- _Exercise brief_: Take every line containing "here" from the material and copy it.

***

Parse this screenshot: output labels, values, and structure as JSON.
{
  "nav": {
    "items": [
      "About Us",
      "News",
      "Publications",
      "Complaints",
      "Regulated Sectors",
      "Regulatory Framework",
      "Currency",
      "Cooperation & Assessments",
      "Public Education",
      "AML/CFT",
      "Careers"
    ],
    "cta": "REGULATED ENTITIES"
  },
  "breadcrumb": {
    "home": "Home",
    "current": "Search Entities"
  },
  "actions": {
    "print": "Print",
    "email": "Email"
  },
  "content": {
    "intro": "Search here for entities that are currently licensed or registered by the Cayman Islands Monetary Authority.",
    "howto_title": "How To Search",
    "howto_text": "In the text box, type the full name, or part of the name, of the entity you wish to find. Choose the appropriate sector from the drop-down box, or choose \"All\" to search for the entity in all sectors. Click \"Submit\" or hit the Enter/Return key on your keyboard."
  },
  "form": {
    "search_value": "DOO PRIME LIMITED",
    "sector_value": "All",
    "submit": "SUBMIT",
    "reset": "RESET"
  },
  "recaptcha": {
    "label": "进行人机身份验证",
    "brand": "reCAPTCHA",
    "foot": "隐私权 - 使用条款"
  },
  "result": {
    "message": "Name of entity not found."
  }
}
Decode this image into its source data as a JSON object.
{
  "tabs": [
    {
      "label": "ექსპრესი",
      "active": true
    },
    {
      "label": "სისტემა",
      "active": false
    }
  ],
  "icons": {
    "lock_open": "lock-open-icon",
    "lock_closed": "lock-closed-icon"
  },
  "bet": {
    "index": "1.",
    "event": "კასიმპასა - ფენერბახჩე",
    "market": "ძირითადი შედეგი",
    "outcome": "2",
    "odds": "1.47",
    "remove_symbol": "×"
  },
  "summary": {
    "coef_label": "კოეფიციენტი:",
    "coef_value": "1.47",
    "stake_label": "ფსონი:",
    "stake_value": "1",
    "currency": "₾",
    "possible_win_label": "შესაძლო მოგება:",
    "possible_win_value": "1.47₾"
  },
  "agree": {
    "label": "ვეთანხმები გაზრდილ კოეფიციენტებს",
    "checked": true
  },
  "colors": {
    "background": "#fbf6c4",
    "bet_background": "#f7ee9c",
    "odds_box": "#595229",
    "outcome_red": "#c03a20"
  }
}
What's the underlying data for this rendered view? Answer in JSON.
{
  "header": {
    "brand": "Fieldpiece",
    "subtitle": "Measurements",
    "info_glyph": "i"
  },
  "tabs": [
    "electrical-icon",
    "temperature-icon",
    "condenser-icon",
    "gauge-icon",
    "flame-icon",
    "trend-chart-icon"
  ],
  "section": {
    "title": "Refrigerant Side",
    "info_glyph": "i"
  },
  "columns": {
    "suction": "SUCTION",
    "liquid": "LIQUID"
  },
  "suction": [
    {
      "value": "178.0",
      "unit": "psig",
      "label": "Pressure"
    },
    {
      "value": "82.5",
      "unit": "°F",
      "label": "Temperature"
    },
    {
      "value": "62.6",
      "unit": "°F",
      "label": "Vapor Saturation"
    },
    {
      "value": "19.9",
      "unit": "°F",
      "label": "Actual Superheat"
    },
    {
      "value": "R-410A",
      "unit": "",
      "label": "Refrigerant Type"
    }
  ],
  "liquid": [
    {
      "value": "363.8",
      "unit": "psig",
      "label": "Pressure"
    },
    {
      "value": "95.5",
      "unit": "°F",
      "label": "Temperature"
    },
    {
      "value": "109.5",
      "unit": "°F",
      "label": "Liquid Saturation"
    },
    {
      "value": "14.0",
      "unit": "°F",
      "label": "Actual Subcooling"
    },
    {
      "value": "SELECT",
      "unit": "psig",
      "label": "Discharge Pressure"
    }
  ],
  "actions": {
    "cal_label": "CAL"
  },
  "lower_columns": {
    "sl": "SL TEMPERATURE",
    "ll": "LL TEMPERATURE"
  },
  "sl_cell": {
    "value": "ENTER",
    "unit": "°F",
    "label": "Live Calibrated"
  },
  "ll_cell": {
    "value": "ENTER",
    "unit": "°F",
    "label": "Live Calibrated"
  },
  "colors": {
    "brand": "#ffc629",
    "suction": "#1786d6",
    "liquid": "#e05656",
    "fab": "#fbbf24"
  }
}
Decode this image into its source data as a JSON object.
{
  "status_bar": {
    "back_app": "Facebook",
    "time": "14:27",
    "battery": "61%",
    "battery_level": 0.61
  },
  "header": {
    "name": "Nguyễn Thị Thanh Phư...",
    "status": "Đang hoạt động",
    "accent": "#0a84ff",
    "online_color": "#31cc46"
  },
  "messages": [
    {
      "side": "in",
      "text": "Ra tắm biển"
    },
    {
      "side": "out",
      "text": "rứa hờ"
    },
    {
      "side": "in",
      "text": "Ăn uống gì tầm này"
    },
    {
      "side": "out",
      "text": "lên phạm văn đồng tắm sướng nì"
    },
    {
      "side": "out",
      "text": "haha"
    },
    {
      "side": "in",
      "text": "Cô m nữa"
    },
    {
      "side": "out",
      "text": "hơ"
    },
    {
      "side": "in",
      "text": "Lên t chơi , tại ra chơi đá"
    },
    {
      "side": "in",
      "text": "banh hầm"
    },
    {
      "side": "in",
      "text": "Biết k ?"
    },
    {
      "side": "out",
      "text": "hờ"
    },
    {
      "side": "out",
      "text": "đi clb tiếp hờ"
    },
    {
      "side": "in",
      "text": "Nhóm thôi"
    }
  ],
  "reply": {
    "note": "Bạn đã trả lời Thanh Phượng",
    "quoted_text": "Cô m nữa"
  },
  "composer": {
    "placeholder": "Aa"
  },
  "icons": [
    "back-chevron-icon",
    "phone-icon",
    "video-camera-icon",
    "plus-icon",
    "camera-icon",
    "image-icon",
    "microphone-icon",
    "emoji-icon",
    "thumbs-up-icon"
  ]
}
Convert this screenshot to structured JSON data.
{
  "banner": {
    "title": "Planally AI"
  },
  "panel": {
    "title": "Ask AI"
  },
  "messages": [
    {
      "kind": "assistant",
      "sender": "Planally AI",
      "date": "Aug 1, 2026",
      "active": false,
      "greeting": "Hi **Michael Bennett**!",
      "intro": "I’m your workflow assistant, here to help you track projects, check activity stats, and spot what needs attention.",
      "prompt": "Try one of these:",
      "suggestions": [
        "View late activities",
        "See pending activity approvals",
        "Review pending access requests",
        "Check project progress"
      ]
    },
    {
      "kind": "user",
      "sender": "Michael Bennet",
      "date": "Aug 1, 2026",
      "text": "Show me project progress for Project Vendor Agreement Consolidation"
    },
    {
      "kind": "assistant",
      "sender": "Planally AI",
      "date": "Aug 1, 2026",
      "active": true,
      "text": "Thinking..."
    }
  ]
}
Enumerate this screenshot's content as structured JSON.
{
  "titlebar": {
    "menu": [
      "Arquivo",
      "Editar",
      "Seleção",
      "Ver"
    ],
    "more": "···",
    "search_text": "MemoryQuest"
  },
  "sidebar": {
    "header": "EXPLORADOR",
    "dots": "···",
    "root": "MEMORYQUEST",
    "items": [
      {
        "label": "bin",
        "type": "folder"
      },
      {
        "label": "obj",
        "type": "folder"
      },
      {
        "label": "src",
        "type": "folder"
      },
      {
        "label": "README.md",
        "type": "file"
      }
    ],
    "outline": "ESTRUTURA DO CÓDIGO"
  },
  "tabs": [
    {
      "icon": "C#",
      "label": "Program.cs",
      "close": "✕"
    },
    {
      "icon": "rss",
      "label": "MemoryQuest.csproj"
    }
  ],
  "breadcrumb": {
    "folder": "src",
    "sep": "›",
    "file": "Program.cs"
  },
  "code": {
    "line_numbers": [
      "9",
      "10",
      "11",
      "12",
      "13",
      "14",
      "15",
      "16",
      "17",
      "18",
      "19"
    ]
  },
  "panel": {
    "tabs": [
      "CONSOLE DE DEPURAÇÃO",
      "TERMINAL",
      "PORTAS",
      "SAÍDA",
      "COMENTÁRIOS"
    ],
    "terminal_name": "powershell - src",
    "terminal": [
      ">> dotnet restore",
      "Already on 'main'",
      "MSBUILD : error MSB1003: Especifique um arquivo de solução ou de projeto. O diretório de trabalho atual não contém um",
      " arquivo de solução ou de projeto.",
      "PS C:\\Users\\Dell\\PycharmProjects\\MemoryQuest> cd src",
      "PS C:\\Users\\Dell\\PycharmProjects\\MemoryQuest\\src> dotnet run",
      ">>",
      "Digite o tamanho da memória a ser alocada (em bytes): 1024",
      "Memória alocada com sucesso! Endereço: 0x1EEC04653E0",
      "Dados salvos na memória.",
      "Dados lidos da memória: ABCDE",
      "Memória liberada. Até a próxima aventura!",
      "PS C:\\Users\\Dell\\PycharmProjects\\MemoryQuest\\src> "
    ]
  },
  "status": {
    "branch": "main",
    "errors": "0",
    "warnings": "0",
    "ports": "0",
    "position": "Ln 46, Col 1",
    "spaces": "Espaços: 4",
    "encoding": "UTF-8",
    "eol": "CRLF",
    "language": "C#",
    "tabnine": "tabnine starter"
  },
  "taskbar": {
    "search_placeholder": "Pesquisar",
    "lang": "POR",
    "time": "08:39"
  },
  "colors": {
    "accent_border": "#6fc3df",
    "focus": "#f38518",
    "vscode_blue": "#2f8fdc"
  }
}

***

- _Answer space_:
    "intro": "Search here for entities that are currently licensed or registered by the Cayman Islands Monetary Authority.",
      "intro": "I’m your workflow assistant, here to help you track projects, check activity stats, and spot what needs attention.",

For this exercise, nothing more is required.